Coleman R.A., Bertolo R.F., Moehn S., Leslie M.A., Ball R.O., and Korver D.R. (2003). Lysine requirements of pre-lay broiler breeder pullets: determination by indicator amino acid oxidation. J. Nutr. 133, 2826-2829.
Corzo A., Moran E.T.Jr. and Hoehler D. (2002). Lysine need of heavy broiler males applying the ideal protein concept. Poult. Sci. 81, 1863-1868.
Dozier W.A., Corzo A., Kidd M.T. and Schilling M.W. (2008). Dietary digestible lysine requirements of male and female broilers from forty-nine to sixty-three days of age. Poult. Sci. 87, 1385-1391.
Fatufe A.A., Timmler R. and Rodehutscord M. (2004). Response to lysine intake in composition of body weight gain and efficiency of lysine utilization of growing male chickens from two genotypes. Poult. Sci. 83, 1314-1324.
Hajkhodadadi I., Shivazad M., Moravvej H. and Zare-Shahneh A. (2013). Effect of dietary lysine on performance and immunity parameters of male and female Japanese quails. African J. Agric. Res. 8, 113-118.
Karaalp M. (2009). Effects of decreases in the three most limiting amino acids of low protein diets at two different feeding periods in Japanese quails. Br. Poult. Sci. 50, 606-612.

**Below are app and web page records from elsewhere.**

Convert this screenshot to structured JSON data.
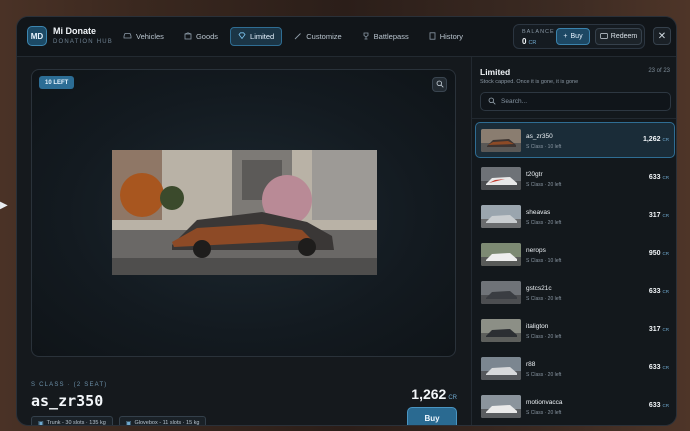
{
  "header": {
    "logo_text": "MD",
    "brand_title": "Mi Donate",
    "brand_sub": "DONATION HUB",
    "nav": [
      {
        "label": "Vehicles",
        "icon": "car-icon"
      },
      {
        "label": "Goods",
        "icon": "box-icon"
      },
      {
        "label": "Limited",
        "icon": "diamond-icon"
      },
      {
        "label": "Customize",
        "icon": "brush-icon"
      },
      {
        "label": "Battlepass",
        "icon": "trophy-icon"
      },
      {
        "label": "History",
        "icon": "document-icon"
      }
    ],
    "active_nav": "Limited",
    "balance_label": "BALANCE",
    "balance_value": "0",
    "balance_unit": "CR",
    "buy_label": "Buy",
    "redeem_label": "Redeem"
  },
  "preview": {
    "badge": "10 LEFT",
    "class_line": "S CLASS · (2 SEAT)",
    "name": "as_zr350",
    "chips": [
      {
        "icon": "box-icon",
        "text": "Trunk - 30 slots · 135 kg"
      },
      {
        "icon": "box-icon",
        "text": "Glovebox - 11 slots · 15 kg"
      }
    ],
    "price": "1,262",
    "price_unit": "CR",
    "buy_label": "Buy"
  },
  "side": {
    "title": "Limited",
    "count": "23 of 23",
    "subtitle": "Stock capped. Once it is gone, it is gone",
    "search_placeholder": "Search...",
    "items": [
      {
        "name": "as_zr350",
        "sub": "S Class · 10 left",
        "price": "1,262",
        "unit": "CR",
        "active": true
      },
      {
        "name": "t20gtr",
        "sub": "S Class · 20 left",
        "price": "633",
        "unit": "CR"
      },
      {
        "name": "sheavas",
        "sub": "S Class · 20 left",
        "price": "317",
        "unit": "CR"
      },
      {
        "name": "nerops",
        "sub": "S Class · 10 left",
        "price": "950",
        "unit": "CR"
      },
      {
        "name": "gstcs21c",
        "sub": "S Class · 20 left",
        "price": "633",
        "unit": "CR"
      },
      {
        "name": "italigton",
        "sub": "S Class · 20 left",
        "price": "317",
        "unit": "CR"
      },
      {
        "name": "r88",
        "sub": "S Class · 20 left",
        "price": "633",
        "unit": "CR"
      },
      {
        "name": "motionvacca",
        "sub": "S Class · 20 left",
        "price": "633",
        "unit": "CR"
      }
    ]
  },
  "colors": {
    "accent": "#2f6d93",
    "panel": "#15191d",
    "currency": "#6fa9cf"
  }
}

Kaur S., Mandal A.B., Singh K.B. and Kadam M.M. (2008). The response of Japanese quails (heavy body weight line) to dietary energy levels and graded essential amino acid levels on growth performance and immuno-competence. Livest. Sci. 117, 255-262.
KaurS., Mandal A.B., Singh K.B. and Narayan R. (2006). Optimizing needs of essential amino acids in diets with or without fishmeal of growing Japanese quails (heavy body weight line). J. Sci. Food Agric. 86, 320-327.
Ng'ambi J.W., Maoba S.M., Norris D., Malatje M.S. and Mbajiorgu C.A. (2009). Effect of dietary lysine to crude protein ratio on performance of male Ross 308 broiler chickens. Trop. Anim. Health Prod. 41, 11-16.
NRC. (1994). Nutrient Requirements of Poultry, 9th Rev. Ed. National Academy Press, Washington, DC.
Pesti G.M., Vedenov D., Cason J.A. and Billard L. (2009). A comparison of methods to estimate nutritional requirements from experimental data.Br. Poult. Sci. 50, 16-32.
Robbins K.R., Saxton A.M. and Southern L.L. (2006). Estimation of nutrient requirements using broken-line regression analysis. J. Anim. Sci. 84, 23-27.
SAS Institute. (1996). SAS®/STAT Software, Release 6.11. SAS Institute, Inc., Cary, NC.
Wang Y.S., Hou S.S., Huang W., Zhao L., Fan H.P., Xie M. and Wang L.h. (2006). Lysine, methionine and mryptophan requirements of beijing ducklings of 0-2 weeks of age. Agric. Sci. China. 5, 228-233.